This is a story of my first motorcycle race sponsor.
The X round of the National Championship was underway and this time around, there was a Royal Enfield (RE) class included. I had got the ThunderDuck done up but not had the time to test it. A whole host of motorcycles from Rolling Thunder MC were landing up at the Chennai track, so mine went with the lot of them.
Many things happened in the morning and it was time for the RE class to head out onto the track for first practice. As all the motorcycles spilled out onto the track from pit lane, Prashanth and I kept to the rear end of the super enthusiastic group of riders. As we picked up the pace after turn 3, and leaned into turn 4, Prashi’s 500 cafe racer’s engine locked up and he was on the ground, just a few meters ahead of me. I did brake, else he would have been a human speed bump, but the front let go and I was on the ground besides him. Picked up the motorcycles and bruised egos and made it back to the pits, without a single lap completed.
Back in the pits, Mr. Bose had his mechanic give the motorcycle a once over. It needed a little muscle to get the handlebar back to its normal shape and the clutch lever. The mechanic did a thorough job and this is where I begin believing – what ever happens, happens for the good in the grand scheme of things. My mechanic back in Bangalore had forgotten to fill engine oil! The sump was dry. I had ridden it only about 500 meters before I crashed and limped back to the pits, so the engine survived.
I thanked my stars and started up the motorcycle when Mr. Bose said that I would see a good increase if I were to move up in carburetor size to a BS-29. I had no access to one and had been running a stock BS-26 till then. He brought me a calibrated BS-29 the next day and it made an immediate improvement in the way the the motorcycle was responding.
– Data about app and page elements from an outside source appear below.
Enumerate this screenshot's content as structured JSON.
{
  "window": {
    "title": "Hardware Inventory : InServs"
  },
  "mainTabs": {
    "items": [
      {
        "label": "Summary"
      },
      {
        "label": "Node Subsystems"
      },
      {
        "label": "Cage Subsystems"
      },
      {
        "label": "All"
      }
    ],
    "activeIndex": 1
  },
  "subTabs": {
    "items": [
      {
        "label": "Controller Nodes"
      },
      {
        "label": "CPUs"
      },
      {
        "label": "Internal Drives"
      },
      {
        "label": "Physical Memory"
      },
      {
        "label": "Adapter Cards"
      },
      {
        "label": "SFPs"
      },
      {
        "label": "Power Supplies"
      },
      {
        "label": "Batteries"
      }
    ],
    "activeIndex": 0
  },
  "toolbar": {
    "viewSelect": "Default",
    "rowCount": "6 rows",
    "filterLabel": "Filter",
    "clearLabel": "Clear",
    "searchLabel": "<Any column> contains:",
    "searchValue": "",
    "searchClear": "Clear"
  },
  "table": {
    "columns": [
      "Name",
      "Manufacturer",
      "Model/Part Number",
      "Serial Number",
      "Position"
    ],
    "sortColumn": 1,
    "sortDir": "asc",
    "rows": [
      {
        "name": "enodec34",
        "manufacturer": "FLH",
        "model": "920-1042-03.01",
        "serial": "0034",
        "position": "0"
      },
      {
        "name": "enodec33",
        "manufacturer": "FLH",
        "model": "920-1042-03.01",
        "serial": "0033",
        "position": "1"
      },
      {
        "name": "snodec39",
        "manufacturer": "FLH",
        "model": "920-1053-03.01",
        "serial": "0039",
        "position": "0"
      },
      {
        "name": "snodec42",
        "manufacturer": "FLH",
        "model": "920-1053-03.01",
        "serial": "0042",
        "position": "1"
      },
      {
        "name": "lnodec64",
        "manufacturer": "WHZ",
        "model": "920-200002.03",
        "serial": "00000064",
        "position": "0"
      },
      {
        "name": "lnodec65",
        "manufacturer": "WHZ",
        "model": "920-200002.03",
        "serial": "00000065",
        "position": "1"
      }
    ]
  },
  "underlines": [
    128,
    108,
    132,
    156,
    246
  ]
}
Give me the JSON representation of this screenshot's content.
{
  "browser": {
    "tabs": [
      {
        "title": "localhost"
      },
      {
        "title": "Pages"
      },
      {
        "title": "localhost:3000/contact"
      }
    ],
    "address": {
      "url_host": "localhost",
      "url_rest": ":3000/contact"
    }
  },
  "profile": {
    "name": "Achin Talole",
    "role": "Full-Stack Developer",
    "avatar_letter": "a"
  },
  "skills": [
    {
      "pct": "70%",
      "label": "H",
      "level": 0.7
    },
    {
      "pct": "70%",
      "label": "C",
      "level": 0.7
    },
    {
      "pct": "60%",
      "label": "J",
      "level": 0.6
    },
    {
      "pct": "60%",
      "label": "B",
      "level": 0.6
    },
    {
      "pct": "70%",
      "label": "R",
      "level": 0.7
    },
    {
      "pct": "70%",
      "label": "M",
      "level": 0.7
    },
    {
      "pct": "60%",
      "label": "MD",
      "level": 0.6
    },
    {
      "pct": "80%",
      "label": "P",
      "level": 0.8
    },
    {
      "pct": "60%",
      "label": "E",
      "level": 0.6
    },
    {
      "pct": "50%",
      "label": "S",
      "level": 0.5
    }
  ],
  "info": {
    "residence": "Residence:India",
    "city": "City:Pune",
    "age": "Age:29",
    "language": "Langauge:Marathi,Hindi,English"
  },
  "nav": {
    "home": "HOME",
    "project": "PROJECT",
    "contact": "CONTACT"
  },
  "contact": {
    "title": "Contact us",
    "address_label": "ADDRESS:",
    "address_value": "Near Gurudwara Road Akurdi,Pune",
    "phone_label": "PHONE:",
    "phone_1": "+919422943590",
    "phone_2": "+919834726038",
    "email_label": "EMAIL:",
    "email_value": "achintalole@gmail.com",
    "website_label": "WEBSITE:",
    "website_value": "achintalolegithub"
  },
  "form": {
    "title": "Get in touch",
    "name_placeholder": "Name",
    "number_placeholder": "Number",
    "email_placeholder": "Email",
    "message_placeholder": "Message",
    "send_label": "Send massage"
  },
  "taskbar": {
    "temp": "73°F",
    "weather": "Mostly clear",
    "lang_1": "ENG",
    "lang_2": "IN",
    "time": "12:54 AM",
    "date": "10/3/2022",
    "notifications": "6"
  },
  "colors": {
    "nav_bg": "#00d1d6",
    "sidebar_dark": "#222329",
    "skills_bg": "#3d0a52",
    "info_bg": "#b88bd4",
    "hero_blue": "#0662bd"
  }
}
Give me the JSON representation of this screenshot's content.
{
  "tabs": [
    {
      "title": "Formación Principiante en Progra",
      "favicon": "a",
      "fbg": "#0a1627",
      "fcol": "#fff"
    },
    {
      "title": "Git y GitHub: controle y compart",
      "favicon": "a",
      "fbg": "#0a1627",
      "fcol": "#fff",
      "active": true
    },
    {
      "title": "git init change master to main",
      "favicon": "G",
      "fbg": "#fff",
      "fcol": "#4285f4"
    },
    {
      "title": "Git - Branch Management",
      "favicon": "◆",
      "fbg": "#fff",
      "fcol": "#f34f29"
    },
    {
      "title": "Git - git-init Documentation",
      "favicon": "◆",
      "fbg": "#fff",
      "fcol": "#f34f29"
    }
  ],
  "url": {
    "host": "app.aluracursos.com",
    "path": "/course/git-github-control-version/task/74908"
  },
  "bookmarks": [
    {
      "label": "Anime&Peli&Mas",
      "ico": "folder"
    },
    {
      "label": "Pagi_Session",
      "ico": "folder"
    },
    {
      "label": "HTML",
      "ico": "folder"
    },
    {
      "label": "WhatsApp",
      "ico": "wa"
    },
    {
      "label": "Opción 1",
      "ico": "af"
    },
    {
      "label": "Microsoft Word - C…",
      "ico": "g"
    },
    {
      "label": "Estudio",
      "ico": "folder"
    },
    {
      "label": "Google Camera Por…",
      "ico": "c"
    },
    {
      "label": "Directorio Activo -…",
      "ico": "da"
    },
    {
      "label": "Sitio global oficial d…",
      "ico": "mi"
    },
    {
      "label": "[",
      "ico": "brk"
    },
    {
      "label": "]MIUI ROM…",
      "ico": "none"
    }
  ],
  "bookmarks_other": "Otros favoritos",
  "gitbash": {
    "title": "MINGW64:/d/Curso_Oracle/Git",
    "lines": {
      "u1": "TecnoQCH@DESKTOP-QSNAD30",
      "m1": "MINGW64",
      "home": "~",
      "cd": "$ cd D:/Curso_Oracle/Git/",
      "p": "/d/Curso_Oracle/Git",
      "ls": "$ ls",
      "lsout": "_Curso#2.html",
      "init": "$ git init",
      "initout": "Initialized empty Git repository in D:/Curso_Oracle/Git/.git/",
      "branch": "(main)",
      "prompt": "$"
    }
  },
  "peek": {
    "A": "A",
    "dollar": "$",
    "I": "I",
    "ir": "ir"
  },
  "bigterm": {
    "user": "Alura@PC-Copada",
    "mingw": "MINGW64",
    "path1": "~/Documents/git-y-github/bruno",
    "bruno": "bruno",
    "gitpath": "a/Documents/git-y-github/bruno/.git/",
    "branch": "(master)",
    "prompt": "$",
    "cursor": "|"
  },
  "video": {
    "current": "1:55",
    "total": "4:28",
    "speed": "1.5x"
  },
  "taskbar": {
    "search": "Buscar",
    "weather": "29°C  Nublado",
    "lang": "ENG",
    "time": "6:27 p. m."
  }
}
I finished the event on the podium and while packing up for the weekend, I went to return the carb and fit my older carb in place. But, he refused and gifted the carb to me. That came as a complete surprise and with that he became my first sponsor! I still use that carb on my Thunderbird even while touring and commuting with it to this day.
It all started off one day when I decided that I wanted to build a café racer kit on the Thunderbird. I had planned on the direction I would be taking with this project and finalized (at least in my mind) as to how the bike would finally look. This project took a step towards reality when over a session of beer and mindless doodling on Scottish Pub’s tissue paper; Prashanth told me that he had a café racer tank with him. Continue reading “The fabrication of a café racer – ThunderDUCK!”
The single seat set-up that lends most credibility to the cafe racer looks of the bygone era. These along with the clip on styled handlebars were the most common cosmetic mods on any machine. Written for the RD350, but adaptable for just about any bike. Continue reading “Single seat set-up (Cafe Racer kinds)”
This article shows you how to create your own clubman or clip-on kind of handlebars specifically to suit your riding position and ( 🙂 ) on a budget. Written for the RD350, but adaptable for just about any bike. Continue reading “Low handlebars (Clip-ons/ clubman handlebars)”